Data about app and page elements
========================================

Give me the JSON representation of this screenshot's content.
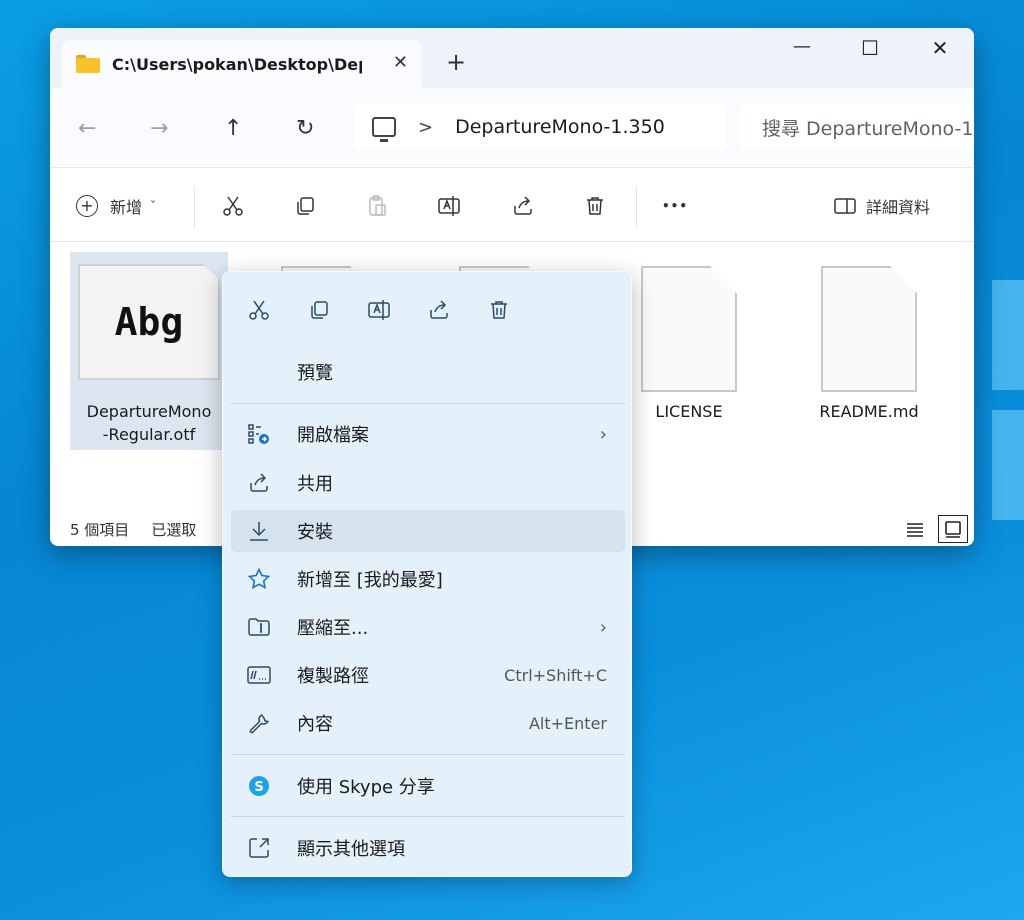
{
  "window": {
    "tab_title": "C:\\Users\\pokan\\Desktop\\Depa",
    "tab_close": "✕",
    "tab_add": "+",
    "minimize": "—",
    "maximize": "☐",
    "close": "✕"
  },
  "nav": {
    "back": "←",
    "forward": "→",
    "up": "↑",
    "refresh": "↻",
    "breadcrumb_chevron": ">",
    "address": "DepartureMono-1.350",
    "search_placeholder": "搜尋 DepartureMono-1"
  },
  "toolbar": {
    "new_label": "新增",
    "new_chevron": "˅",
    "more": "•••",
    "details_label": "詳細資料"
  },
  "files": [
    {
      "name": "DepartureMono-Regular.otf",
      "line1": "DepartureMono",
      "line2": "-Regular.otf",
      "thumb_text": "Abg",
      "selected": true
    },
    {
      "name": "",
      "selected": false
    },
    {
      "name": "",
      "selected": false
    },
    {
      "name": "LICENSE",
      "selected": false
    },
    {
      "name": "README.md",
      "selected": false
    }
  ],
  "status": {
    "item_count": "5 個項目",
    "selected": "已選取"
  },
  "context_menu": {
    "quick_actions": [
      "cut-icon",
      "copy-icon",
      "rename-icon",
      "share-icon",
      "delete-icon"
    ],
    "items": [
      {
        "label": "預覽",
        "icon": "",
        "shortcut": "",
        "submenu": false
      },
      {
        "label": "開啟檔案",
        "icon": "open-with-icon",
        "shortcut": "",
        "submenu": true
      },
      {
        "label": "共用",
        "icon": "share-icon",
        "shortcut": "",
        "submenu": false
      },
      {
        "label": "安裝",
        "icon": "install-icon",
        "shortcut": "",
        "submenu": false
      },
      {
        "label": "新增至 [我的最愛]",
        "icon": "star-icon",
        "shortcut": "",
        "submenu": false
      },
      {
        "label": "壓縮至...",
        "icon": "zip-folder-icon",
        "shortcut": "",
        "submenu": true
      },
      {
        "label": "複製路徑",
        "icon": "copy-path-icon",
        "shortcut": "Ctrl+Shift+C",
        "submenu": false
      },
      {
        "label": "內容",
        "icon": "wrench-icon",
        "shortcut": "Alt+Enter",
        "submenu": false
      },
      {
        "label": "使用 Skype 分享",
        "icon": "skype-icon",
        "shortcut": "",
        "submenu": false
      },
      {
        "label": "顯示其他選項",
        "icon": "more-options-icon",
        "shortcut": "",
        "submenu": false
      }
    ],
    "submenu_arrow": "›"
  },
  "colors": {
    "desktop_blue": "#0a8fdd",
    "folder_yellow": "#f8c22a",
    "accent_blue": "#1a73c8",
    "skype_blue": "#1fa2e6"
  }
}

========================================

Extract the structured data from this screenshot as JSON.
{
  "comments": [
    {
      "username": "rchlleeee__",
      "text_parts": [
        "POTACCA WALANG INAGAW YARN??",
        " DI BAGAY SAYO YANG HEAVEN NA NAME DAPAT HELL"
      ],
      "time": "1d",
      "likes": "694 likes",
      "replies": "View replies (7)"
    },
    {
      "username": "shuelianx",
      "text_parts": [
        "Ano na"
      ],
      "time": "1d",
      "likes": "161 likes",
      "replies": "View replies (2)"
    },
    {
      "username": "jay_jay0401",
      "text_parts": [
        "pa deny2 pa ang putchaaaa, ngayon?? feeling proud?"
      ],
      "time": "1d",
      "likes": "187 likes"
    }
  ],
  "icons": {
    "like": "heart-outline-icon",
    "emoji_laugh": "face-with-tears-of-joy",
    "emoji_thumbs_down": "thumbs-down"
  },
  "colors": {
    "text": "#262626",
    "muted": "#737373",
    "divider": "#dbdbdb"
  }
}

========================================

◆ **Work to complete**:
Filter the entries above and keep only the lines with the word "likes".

◆ **Solved exercise**:
      "likes": "694 likes",
      "likes": "161 likes",
      "likes": "187 likes"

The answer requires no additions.